Facebook accidentally declared its founder Mark Zuckerberg and many other users dead on Friday, acknowledging after fixing the problem that it had committed a "terrible error."
"For a brief period today, a message meant for memorialized profiles was mistakenly posted to other accounts," a Facebook spokesperson told AFP.
"This was a terrible error that we have now fixed."
Media reports indicated that some two million errant memorials were posted on profile pages.
Even Facebook co-founder and chief executive Zuckerberg was memorialized in a message at his profile page expressing hope that people who loved him would take comfort in posts people shared in tribute to his life.
"Poor Mark," read an @JudiD23 tweet that included weeping face emojis. "Couldn't happen to a nicer guy."
The social network apologized and said it worked as quickly as possible to correct the problem.
"Damn.
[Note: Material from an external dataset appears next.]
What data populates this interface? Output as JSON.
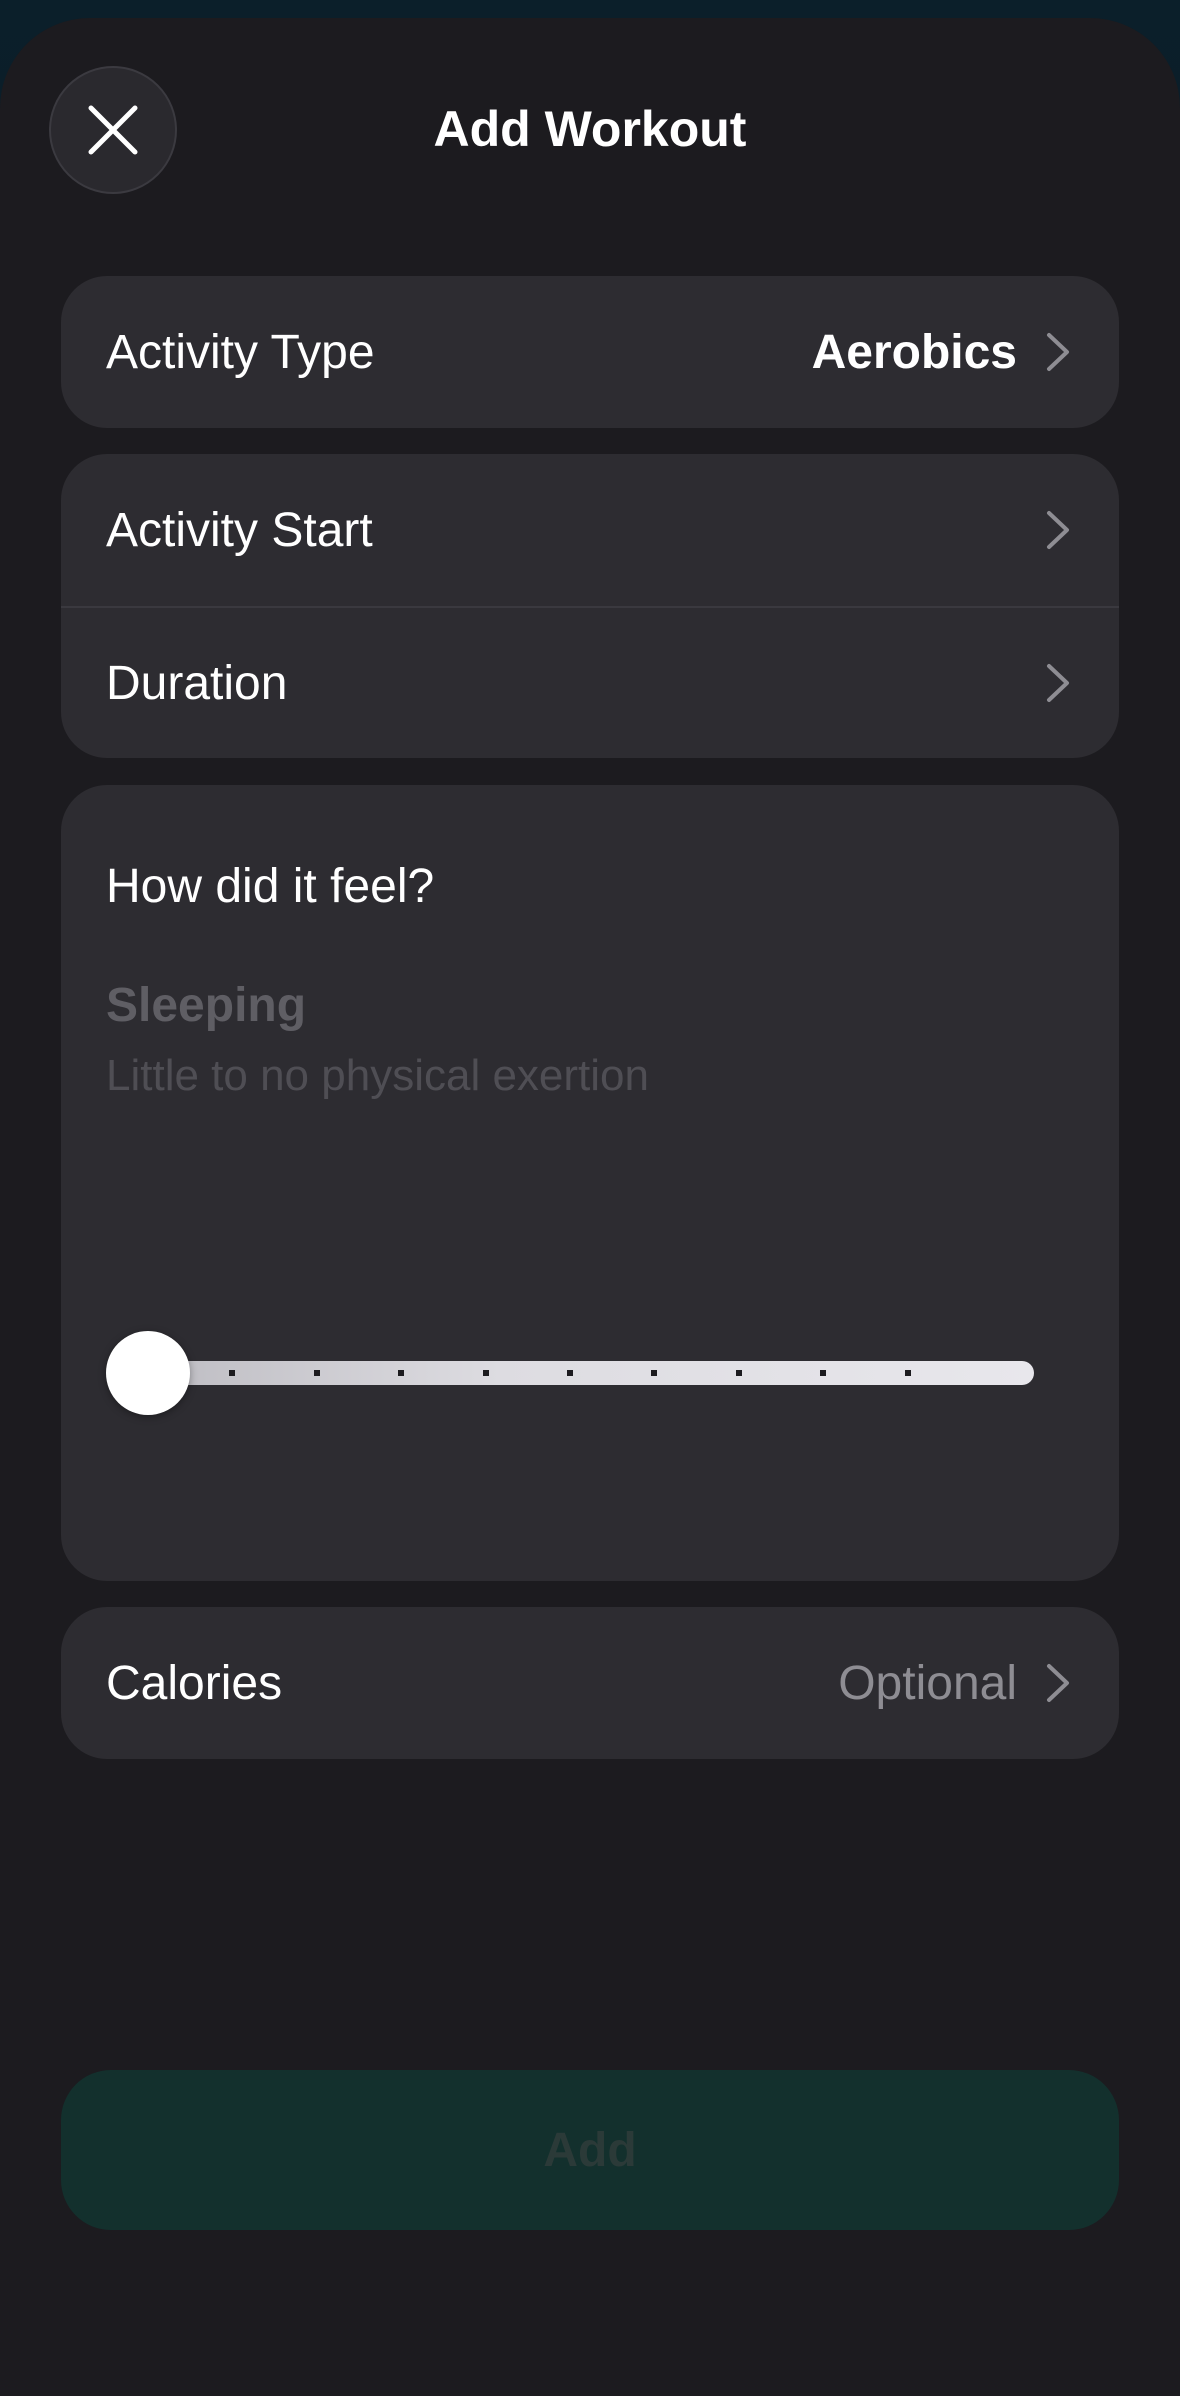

I should have used Facebook Live to show how I was Facebook Dead," Search Engine Land editor Danny Sullivan said in a message fired off at Twitter.
Facebook Live feature lets people broadcast video in real-time at the leading social network.
The mistaken memorial notices contained links to forms that can be submitted to have people's accounts at the leading social network modified into online memorials after they die. Part of the process is showing proof of death.
Some wondered whether the mishap was a botched test promotion of the feature, rather than a software glitch.
Comments tagged #FacebookDead or #FacebookRapture went viral at Twitter, with people joking that the scenario marked a fitting end to tumultuous week.
"I think this is Facebook's way of flagging the people who died inside on Tuesday," read a tweet from @billkalpak.
A darkly humorous post on Twitter by @JnPhillip was in the form of a note reading "Dear Facebook, Donald Trump does not get inaugurated until January 20th. Nuclear annihilation occurs Jan. 21st."
"Naturally, Facebook waited until 2016 to kill us all," tweeted @kriheli.
Some quipped that the mistake shook confidence in Facebook's feature for checking on people after disasters, or its claim that hoax stories are not a worry at the social network.